That’s the thought that occurred to me as I listened to a podcast from Radio National’s The Science Show. You should listen too, or read the transcript at least.
David Fisher: Peter Cox, do you think we can make it in time?
Peter Cox: There are elements of ingenuity that humans show that will help us to do that if we get the right incentives in place. So I don’t think it’s too late but I do believe that we can’t mess about for two more decades without doing anything, we have to get on with it because a lot of the systems that we’re dealing with take a long while to turn around, and human systems amongst them. It’s got a lot of inertia in it, we have to slow down the tanker and start turning it way before the threshold is obvious to you.
David Fisher: The future is not inevitable, but we’ll have to work hard and fast if nature can continue to provide the necessities for life, services we take for granted today. Some people believe the means already exist for us to move from a carbon-dependant lifestyle and economy but we need political will to make it happen. This leads to a crucial question.

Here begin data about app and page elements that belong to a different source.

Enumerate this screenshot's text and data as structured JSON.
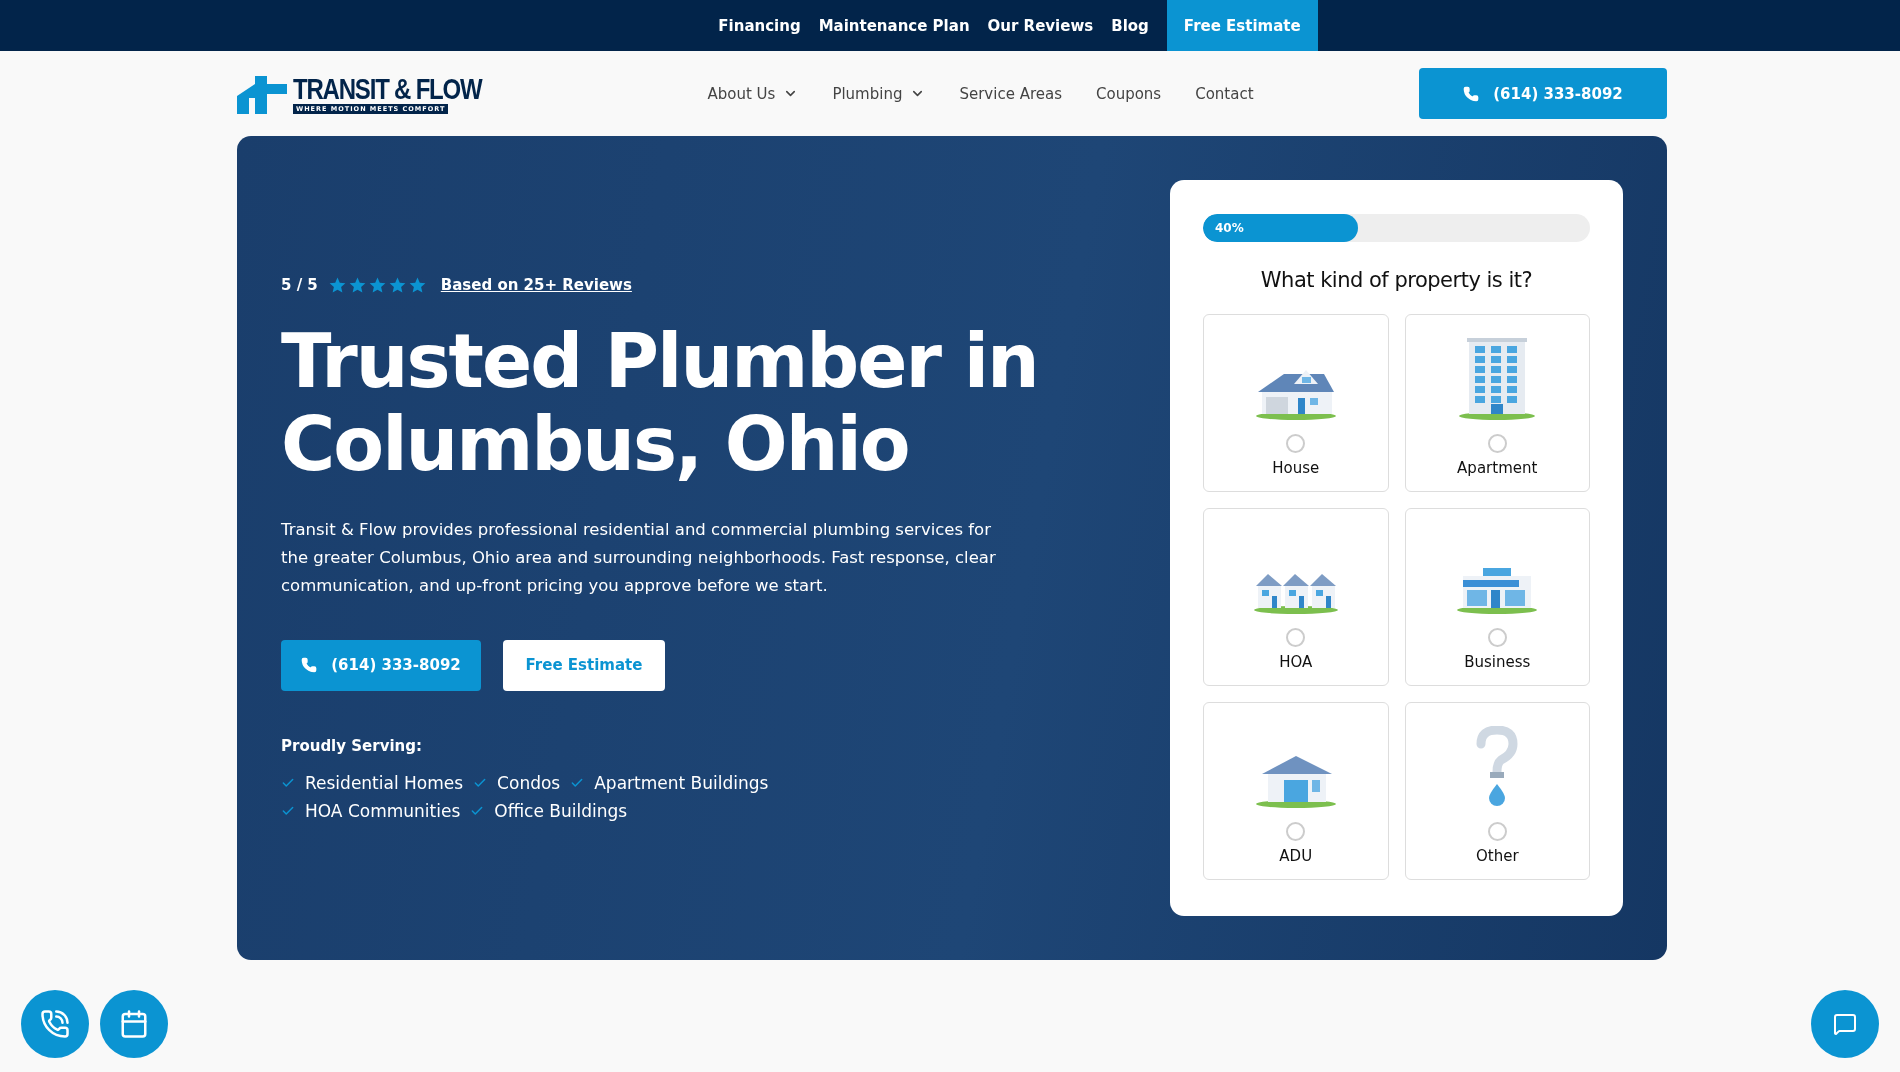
{
  "top_bar": {
    "links": [
      "Financing",
      "Maintenance Plan",
      "Our Reviews",
      "Blog"
    ],
    "cta": "Free Estimate"
  },
  "header": {
    "logo": {
      "name": "TRANSIT & FLOW",
      "tagline": "WHERE MOTION MEETS COMFORT"
    },
    "nav": [
      {
        "label": "About Us",
        "dropdown": true
      },
      {
        "label": "Plumbing",
        "dropdown": true
      },
      {
        "label": "Service Areas",
        "dropdown": false
      },
      {
        "label": "Coupons",
        "dropdown": false
      },
      {
        "label": "Contact",
        "dropdown": false
      }
    ],
    "phone_button": "(614) 333-8092"
  },
  "hero": {
    "rating": "5 / 5",
    "stars": 5,
    "reviews_link": "Based on 25+ Reviews",
    "title": "Trusted Plumber in Columbus, Ohio",
    "description": "Transit & Flow provides professional residential and commercial plumbing services for the greater Columbus, Ohio area and surrounding neighborhoods. Fast response, clear communication, and up-front pricing you approve before we start.",
    "phone_button": "(614) 333-8092",
    "estimate_button": "Free Estimate",
    "serving_label": "Proudly Serving:",
    "serving": [
      [
        "Residential Homes",
        "Condos",
        "Apartment Buildings"
      ],
      [
        "HOA Communities",
        "Office Buildings"
      ]
    ]
  },
  "quiz": {
    "progress": {
      "level": 0.4,
      "label": "40%"
    },
    "question": "What kind of property is it?",
    "options": [
      {
        "kind": "house",
        "label": "House",
        "selected": false
      },
      {
        "kind": "apartment",
        "label": "Apartment",
        "selected": false
      },
      {
        "kind": "hoa",
        "label": "HOA",
        "selected": false
      },
      {
        "kind": "business",
        "label": "Business",
        "selected": false
      },
      {
        "kind": "adu",
        "label": "ADU",
        "selected": false
      },
      {
        "kind": "other",
        "label": "Other",
        "selected": false
      }
    ]
  },
  "floating_buttons": [
    {
      "kind": "call"
    },
    {
      "kind": "calendar"
    },
    {
      "kind": "chat"
    }
  ]
}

Andrew Watson, can democracy as we know it be effective in tackling this global problem?
Andrew Watson: Democracy is not particularly effective at these kinds of problems. But like Winston Churchill said, it’s the worst solution but the only solution, the only type of government that we have. This is why it’s so important to pressurise governments. Individuals have to be concerned about this so that they are not only doing their own individual things to lower carbon emissions but they are making it so difficult for governments to govern unless they do something sensible about this.
Peter Cox: One of the things we have not got to yet, certainly not in the Western democracies, people are not yet voting on environmental issues, me included. And until we do that we won’t be using our ultimate leverage as individuals in democracies, which is to actually choose governments based on what they do and how they act with regard to the environment, and that to me is the key. We have to vote with our feet in that sense.
Andrew Watson: If governments do not take this on, there will not be governance in 100 years time.
The planet is not a free market system, whatever those on the Right think in their blinkered, smug fashion. Allah has not given the answer either, I’m afraid, and in the long haul Islamic militancy is not merely tragic but actually irrelevant, a diversion from the problems we all really face.
It’s not that religion cannot be an ally in the planet’s real quest. It can be; there has been an evangelical groundswell in the USA and elsewhere that is actually rather positive, and there is an ISLAMIC FOUNDATION FOR ECOLOGY AND ENVIRONMENTAL SCIENCES.
Our home planet Earth is undergoing rapid and sustained destruction of its eco-systems.This is giving rise to unacceptable levels of pollution, increasing damage to human habitations and ultimately threatening world-wide population disruption. Muslims comprise at least one fifth of the human community and they can contribute much to the thinking that is vital to re-evaluate the future direction of the human community and save its home for itself and other life forms.
From tentative beginnings in the mid 1980’s IFEES has established itself as perhaps the only internationally recognised body articulating the Islamic position on these matters and at the same time attempting to give practical manifestation to this.
Good on them. They don’t get much media attention though, do they?
And speaking of media, a crack has appeared in the cynical world of Rupert: Rupert’s Sun goes green and admits: we were wrong on global warming. May the Bolts, Albrechtsens, Steyns, Timmies and Akermans of this world please copy…